*Your goal*
Repeat word for word the lines from the one containing "Decode this image" to the end of the material below, and leave all pictures out.
___ Source data
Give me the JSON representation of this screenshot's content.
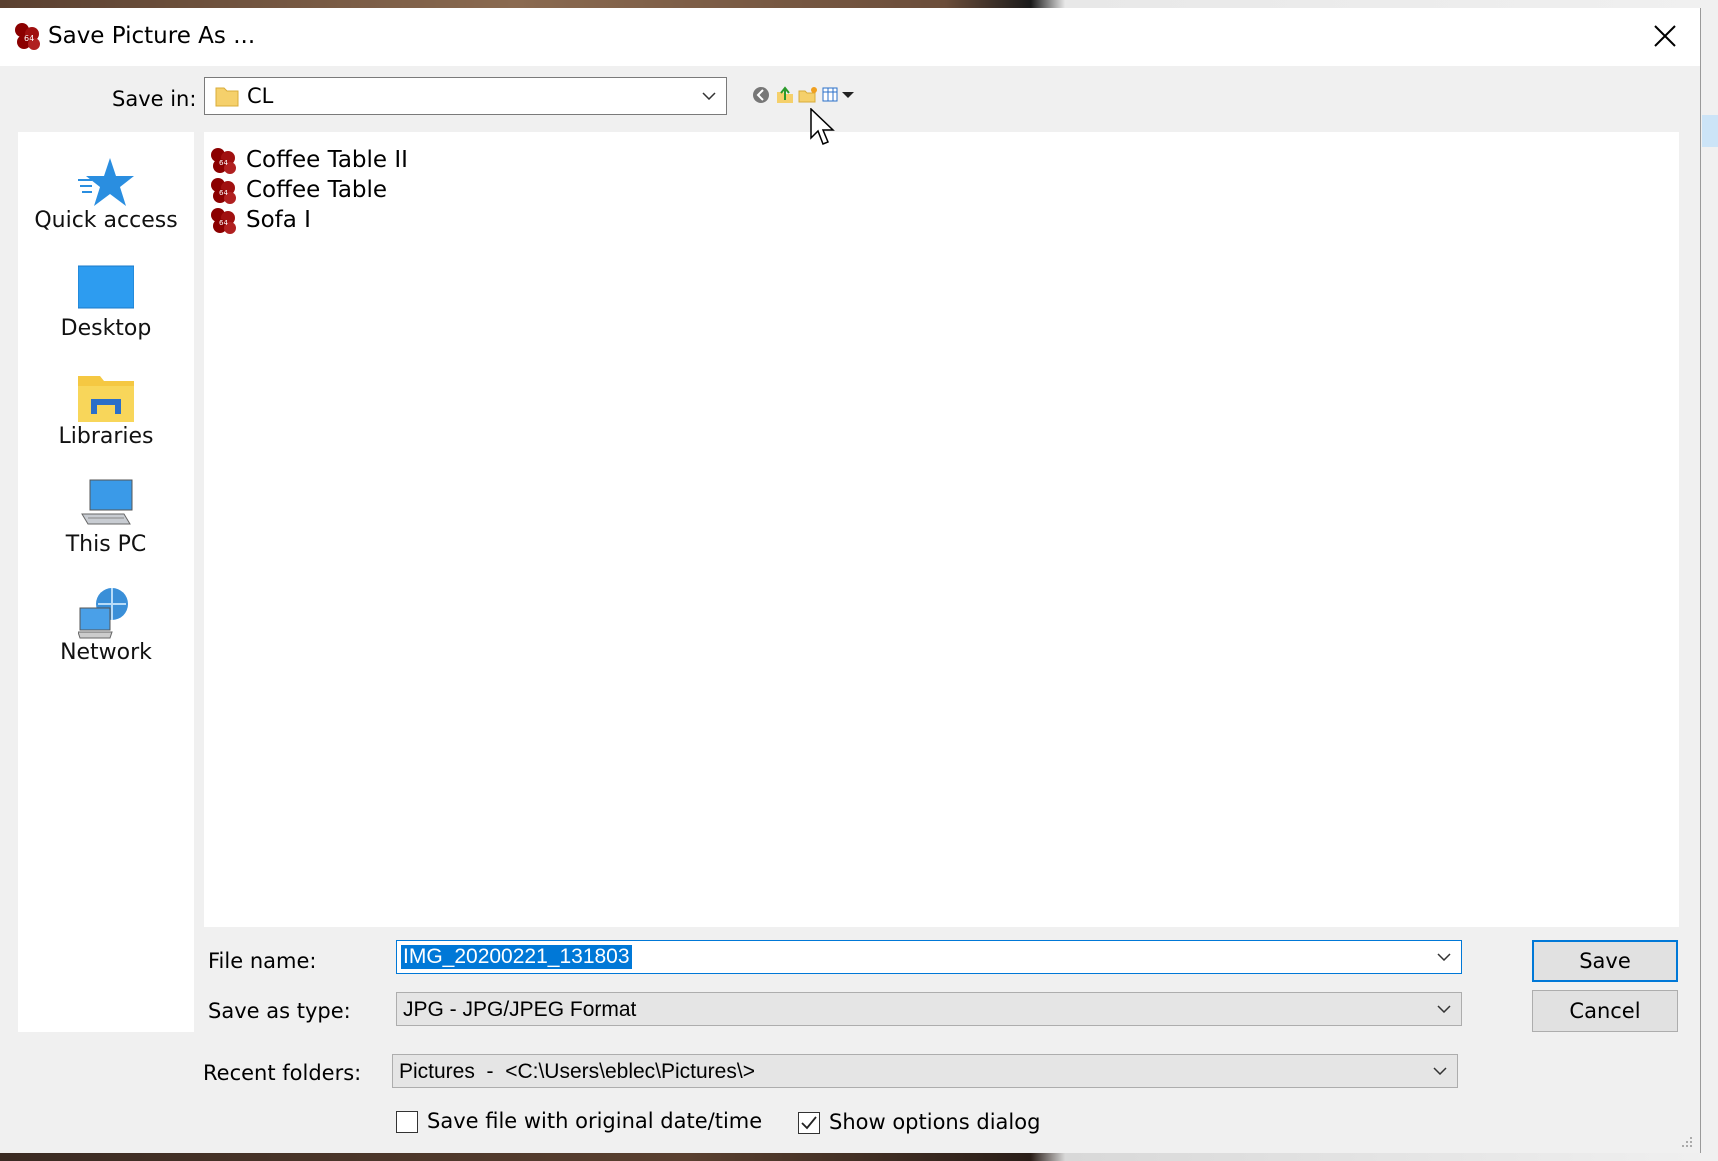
{
  "window": {
    "title": "Save Picture As ..."
  },
  "toolbar": {
    "save_in_label": "Save in:",
    "save_in_value": "CL",
    "icons": [
      "back-icon",
      "up-folder-icon",
      "new-folder-icon",
      "view-menu-icon"
    ]
  },
  "places": [
    {
      "label": "Quick access",
      "icon": "star-icon"
    },
    {
      "label": "Desktop",
      "icon": "desktop-icon"
    },
    {
      "label": "Libraries",
      "icon": "libraries-icon"
    },
    {
      "label": "This PC",
      "icon": "computer-icon"
    },
    {
      "label": "Network",
      "icon": "network-icon"
    }
  ],
  "files": [
    {
      "name": "Coffee Table II"
    },
    {
      "name": "Coffee Table"
    },
    {
      "name": "Sofa I"
    }
  ],
  "form": {
    "file_name_label": "File name:",
    "file_name_value": "IMG_20200221_131803",
    "save_type_label": "Save as type:",
    "save_type_value": "JPG - JPG/JPEG Format",
    "recent_label": "Recent folders:",
    "recent_value": "Pictures  -  <C:\\Users\\eblec\\Pictures\\>",
    "save_original_date_label": "Save file with original date/time",
    "save_original_date_checked": false,
    "show_options_label": "Show options dialog",
    "show_options_checked": true
  },
  "buttons": {
    "save": "Save",
    "cancel": "Cancel"
  },
  "colors": {
    "accent": "#0078d7",
    "dialog_bg": "#f0f0f0",
    "app_icon": "#8b0000"
  }
}
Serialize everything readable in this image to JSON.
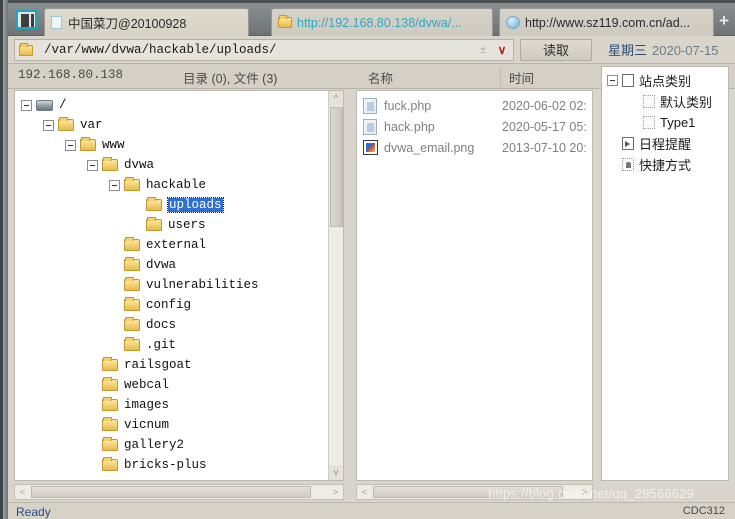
{
  "window": {
    "app_icon": "app-window-icon"
  },
  "tabs": [
    {
      "label": "中国菜刀@20100928",
      "icon": "page-icon",
      "active": true
    },
    {
      "label": "http://192.168.80.138/dvwa/...",
      "icon": "folder-icon",
      "active": false
    },
    {
      "label": "http://www.sz119.com.cn/ad...",
      "icon": "globe-icon",
      "active": false
    }
  ],
  "tab_add_label": "+",
  "addressbar": {
    "icon": "folder-icon",
    "path": "/var/www/dvwa/hackable/uploads/",
    "updown_glyph": "±",
    "dropdown_glyph": "∨",
    "read_button": "读取"
  },
  "clock": {
    "weekday": "星期三",
    "date": "2020-07-15"
  },
  "columns": {
    "ip": "192.168.80.138",
    "counts": "目录 (0), 文件 (3)",
    "name": "名称",
    "time": "时间"
  },
  "tree": [
    {
      "indent": 0,
      "toggle": "minus",
      "icon": "disk-icon",
      "label": "/",
      "selected": false
    },
    {
      "indent": 1,
      "toggle": "minus",
      "icon": "folder-icon",
      "label": "var",
      "selected": false
    },
    {
      "indent": 2,
      "toggle": "minus",
      "icon": "folder-icon",
      "label": "www",
      "selected": false
    },
    {
      "indent": 3,
      "toggle": "minus",
      "icon": "folder-icon",
      "label": "dvwa",
      "selected": false
    },
    {
      "indent": 4,
      "toggle": "minus",
      "icon": "folder-icon",
      "label": "hackable",
      "selected": false
    },
    {
      "indent": 5,
      "toggle": "none",
      "icon": "folder-icon",
      "label": "uploads",
      "selected": true
    },
    {
      "indent": 5,
      "toggle": "none",
      "icon": "folder-icon",
      "label": "users",
      "selected": false
    },
    {
      "indent": 4,
      "toggle": "none",
      "icon": "folder-icon",
      "label": "external",
      "selected": false
    },
    {
      "indent": 4,
      "toggle": "none",
      "icon": "folder-icon",
      "label": "dvwa",
      "selected": false
    },
    {
      "indent": 4,
      "toggle": "none",
      "icon": "folder-icon",
      "label": "vulnerabilities",
      "selected": false
    },
    {
      "indent": 4,
      "toggle": "none",
      "icon": "folder-icon",
      "label": "config",
      "selected": false
    },
    {
      "indent": 4,
      "toggle": "none",
      "icon": "folder-icon",
      "label": "docs",
      "selected": false
    },
    {
      "indent": 4,
      "toggle": "none",
      "icon": "folder-icon",
      "label": ".git",
      "selected": false
    },
    {
      "indent": 3,
      "toggle": "none",
      "icon": "folder-icon",
      "label": "railsgoat",
      "selected": false
    },
    {
      "indent": 3,
      "toggle": "none",
      "icon": "folder-icon",
      "label": "webcal",
      "selected": false
    },
    {
      "indent": 3,
      "toggle": "none",
      "icon": "folder-icon",
      "label": "images",
      "selected": false
    },
    {
      "indent": 3,
      "toggle": "none",
      "icon": "folder-icon",
      "label": "vicnum",
      "selected": false
    },
    {
      "indent": 3,
      "toggle": "none",
      "icon": "folder-icon",
      "label": "gallery2",
      "selected": false
    },
    {
      "indent": 3,
      "toggle": "none",
      "icon": "folder-icon",
      "label": "bricks-plus",
      "selected": false
    }
  ],
  "files": [
    {
      "icon": "php-file-icon",
      "name": "fuck.php",
      "time": "2020-06-02 02:"
    },
    {
      "icon": "php-file-icon",
      "name": "hack.php",
      "time": "2020-05-17 05:"
    },
    {
      "icon": "image-file-icon",
      "name": "dvwa_email.png",
      "time": "2013-07-10 20:"
    }
  ],
  "sidepanel": [
    {
      "indent": 0,
      "toggle": "minus",
      "icon": "site-category-icon",
      "label": "站点类别"
    },
    {
      "indent": 1,
      "toggle": "none",
      "icon": "page-icon",
      "label": "默认类别"
    },
    {
      "indent": 1,
      "toggle": "none",
      "icon": "page-icon",
      "label": "Type1"
    },
    {
      "indent": 0,
      "toggle": "none",
      "icon": "schedule-icon",
      "label": "日程提醒"
    },
    {
      "indent": 0,
      "toggle": "none",
      "icon": "shortcut-icon",
      "label": "快捷方式"
    }
  ],
  "statusbar": {
    "left": "Ready",
    "right": "CDC312"
  },
  "watermark": "https://blog.csdn.net/qq_29566629",
  "colors": {
    "accent_cyan": "#16a8c4",
    "link": "#2fa8c2",
    "selection": "#2f6fd0",
    "chrome": "#d9d5cb",
    "titlebar": "#7c8183"
  }
}
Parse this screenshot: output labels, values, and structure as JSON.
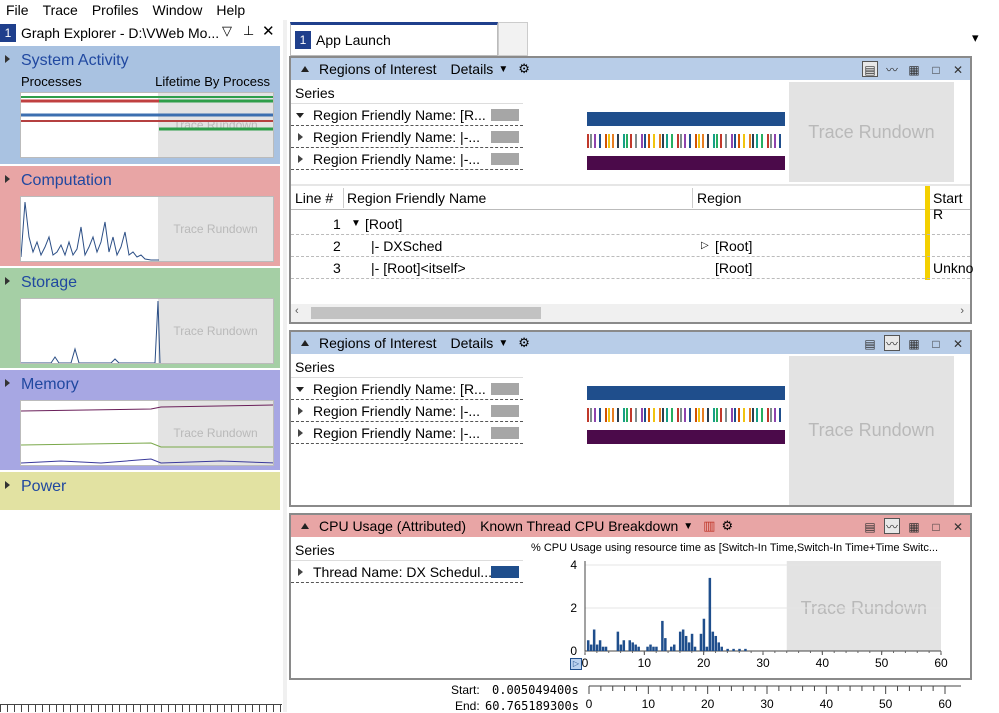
{
  "menu": [
    "File",
    "Trace",
    "Profiles",
    "Window",
    "Help"
  ],
  "graph_explorer": {
    "badge": "1",
    "title": "Graph Explorer - D:\\VWeb Mo...",
    "categories": [
      {
        "name": "System Activity",
        "sub_left": "Processes",
        "sub_right": "Lifetime By Process",
        "rundown": "Trace Rundown",
        "color": "#a9c2e1"
      },
      {
        "name": "Computation",
        "rundown": "Trace Rundown",
        "color": "#e8a5a5"
      },
      {
        "name": "Storage",
        "rundown": "Trace Rundown",
        "color": "#a5cfa5"
      },
      {
        "name": "Memory",
        "rundown": "Trace Rundown",
        "color": "#a7a7e3"
      },
      {
        "name": "Power",
        "color": "#e2e2a2"
      }
    ]
  },
  "tab": {
    "badge": "1",
    "label": "App Launch"
  },
  "panel1": {
    "title": "Regions of Interest",
    "details": "Details",
    "series_header": "Series",
    "series": [
      "Region Friendly Name: [R...",
      "Region Friendly Name:  |-...",
      "Region Friendly Name:  |-..."
    ],
    "rundown": "Trace Rundown",
    "table": {
      "headers": [
        "Line #",
        "Region Friendly Name",
        "Region",
        "Start R"
      ],
      "rows": [
        {
          "line": "1",
          "name": "[Root]",
          "region": "",
          "start": ""
        },
        {
          "line": "2",
          "name": "|- DXSched",
          "region": "[Root]",
          "start": ""
        },
        {
          "line": "3",
          "name": "|- [Root]<itself>",
          "region": "[Root]",
          "start": "Unkno"
        }
      ]
    }
  },
  "panel2": {
    "title": "Regions of Interest",
    "details": "Details",
    "series_header": "Series",
    "series": [
      "Region Friendly Name: [R...",
      "Region Friendly Name:  |-...",
      "Region Friendly Name:  |-..."
    ],
    "rundown": "Trace Rundown"
  },
  "panel3": {
    "title": "CPU Usage (Attributed)",
    "preset": "Known Thread CPU Breakdown",
    "series_header": "Series",
    "series": [
      "Thread Name: DX Schedul..."
    ],
    "chart_title": "% CPU Usage using resource time as [Switch-In Time,Switch-In Time+Time Switc...",
    "rundown": "Trace Rundown",
    "swatch_color": "#1f4e8c"
  },
  "timeline": {
    "start_label": "Start:",
    "start": "0.005049400s",
    "end_label": "End:",
    "end": "60.765189300s"
  },
  "chart_data": {
    "type": "bar",
    "title": "% CPU Usage using resource time as [Switch-In Time,Switch-In Time+Time Switc...",
    "xlim": [
      0,
      60
    ],
    "ylim": [
      0,
      4
    ],
    "xticks": [
      0,
      10,
      20,
      30,
      40,
      50,
      60
    ],
    "yticks": [
      0,
      2,
      4
    ],
    "rundown_start": 34,
    "series": [
      {
        "values_x": [
          0.5,
          1,
          1.5,
          2,
          2.5,
          3,
          3.5,
          5.5,
          6,
          6.5,
          7.5,
          8,
          8.5,
          9,
          10.5,
          11,
          11.5,
          12,
          13,
          13.5,
          14.5,
          15,
          16,
          16.5,
          17,
          17.5,
          18,
          18.5,
          19.5,
          20,
          20.5,
          21,
          21.5,
          22,
          22.5,
          23,
          24,
          25,
          26,
          27
        ],
        "values_y": [
          0.5,
          0.3,
          1.0,
          0.3,
          0.5,
          0.2,
          0.2,
          0.9,
          0.3,
          0.5,
          0.5,
          0.4,
          0.3,
          0.2,
          0.2,
          0.3,
          0.2,
          0.2,
          1.4,
          0.6,
          0.2,
          0.3,
          0.9,
          1.0,
          0.7,
          0.4,
          0.8,
          0.2,
          0.8,
          1.5,
          0.2,
          3.4,
          0.9,
          0.7,
          0.4,
          0.2,
          0.1,
          0.1,
          0.1,
          0.1
        ]
      }
    ]
  }
}
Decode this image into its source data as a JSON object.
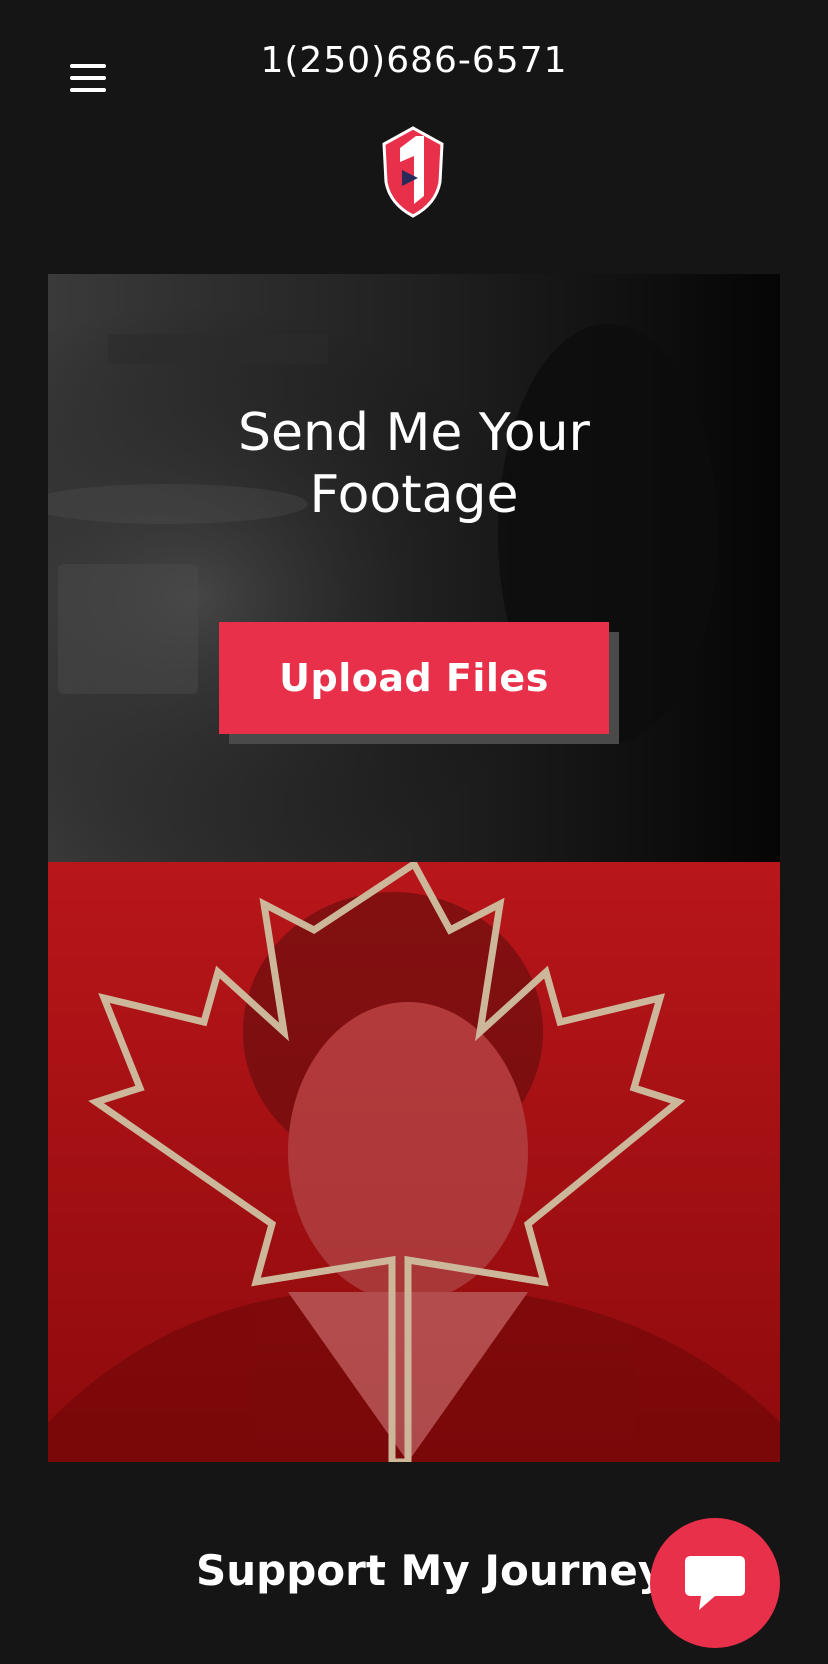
{
  "header": {
    "phone": "1(250)686-6571",
    "menu_icon": "hamburger-menu-icon",
    "logo_icon": "shield-logo-icon"
  },
  "hero": {
    "title_line1": "Send Me Your",
    "title_line2": "Footage",
    "upload_label": "Upload Files"
  },
  "photo": {
    "description_icon": "maple-leaf-icon"
  },
  "footer": {
    "support_label": "Support My Journey",
    "chat_icon": "chat-bubble-icon"
  },
  "colors": {
    "background": "#151515",
    "accent": "#e8304a",
    "photo_tint": "#b01010"
  }
}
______
*Response box*
Decode this image into its source data as a JSON object.
{
  "header": {
    "phone": "1(250)686-6571",
    "menu_icon": "hamburger-menu-icon",
    "logo_icon": "shield-logo-icon"
  },
  "hero": {
    "title_line1": "Send Me Your",
    "title_line2": "Footage",
    "upload_label": "Upload Files"
  },
  "photo": {
    "description_icon": "maple-leaf-icon"
  },
  "footer": {
    "support_label": "Support My Journey",
    "chat_icon": "chat-bubble-icon"
  },
  "colors": {
    "background": "#151515",
    "accent": "#e8304a",
    "photo_tint": "#b01010"
  }
}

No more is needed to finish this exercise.